Data:
⟨

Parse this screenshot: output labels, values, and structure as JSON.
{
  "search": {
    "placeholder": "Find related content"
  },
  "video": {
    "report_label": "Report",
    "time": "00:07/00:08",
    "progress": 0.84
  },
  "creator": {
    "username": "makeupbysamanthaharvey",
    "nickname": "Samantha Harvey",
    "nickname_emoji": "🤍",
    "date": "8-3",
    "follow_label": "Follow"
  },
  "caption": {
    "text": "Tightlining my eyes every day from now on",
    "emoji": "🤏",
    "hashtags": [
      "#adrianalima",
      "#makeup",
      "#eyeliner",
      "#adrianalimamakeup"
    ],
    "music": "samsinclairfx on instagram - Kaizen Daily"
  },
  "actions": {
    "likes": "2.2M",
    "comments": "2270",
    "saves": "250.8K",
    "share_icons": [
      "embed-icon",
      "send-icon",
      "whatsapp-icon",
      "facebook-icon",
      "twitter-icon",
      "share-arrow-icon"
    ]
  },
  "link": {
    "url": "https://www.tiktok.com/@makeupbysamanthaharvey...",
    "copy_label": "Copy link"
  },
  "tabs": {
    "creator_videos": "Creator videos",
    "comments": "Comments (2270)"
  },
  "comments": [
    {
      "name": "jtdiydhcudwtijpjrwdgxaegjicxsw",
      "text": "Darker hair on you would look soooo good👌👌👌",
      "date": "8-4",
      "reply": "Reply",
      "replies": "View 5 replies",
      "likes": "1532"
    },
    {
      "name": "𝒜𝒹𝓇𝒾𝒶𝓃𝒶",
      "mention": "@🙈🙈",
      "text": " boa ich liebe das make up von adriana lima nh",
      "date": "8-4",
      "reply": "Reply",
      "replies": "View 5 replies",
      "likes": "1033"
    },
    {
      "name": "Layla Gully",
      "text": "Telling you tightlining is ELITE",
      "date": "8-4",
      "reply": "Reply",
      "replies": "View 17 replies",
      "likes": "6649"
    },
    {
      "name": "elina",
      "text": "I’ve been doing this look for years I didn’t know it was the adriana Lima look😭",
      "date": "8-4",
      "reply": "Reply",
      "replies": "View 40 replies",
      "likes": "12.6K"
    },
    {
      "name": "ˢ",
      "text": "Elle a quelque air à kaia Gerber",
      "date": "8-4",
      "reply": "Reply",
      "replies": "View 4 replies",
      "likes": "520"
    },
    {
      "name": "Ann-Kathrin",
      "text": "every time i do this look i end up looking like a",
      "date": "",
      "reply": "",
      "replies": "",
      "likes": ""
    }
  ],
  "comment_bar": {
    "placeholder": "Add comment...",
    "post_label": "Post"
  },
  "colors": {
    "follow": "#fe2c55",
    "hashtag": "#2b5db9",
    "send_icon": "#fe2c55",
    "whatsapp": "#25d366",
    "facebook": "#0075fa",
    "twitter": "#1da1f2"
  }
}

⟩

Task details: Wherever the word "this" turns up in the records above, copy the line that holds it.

Solved problem:
Parse this screenshot: output labels, values, and structure as JSON.
      "text": "I’ve been doing this look for years I didn’t know it was the adriana Lima look😭",
      "text": "every time i do this look i end up looking like a",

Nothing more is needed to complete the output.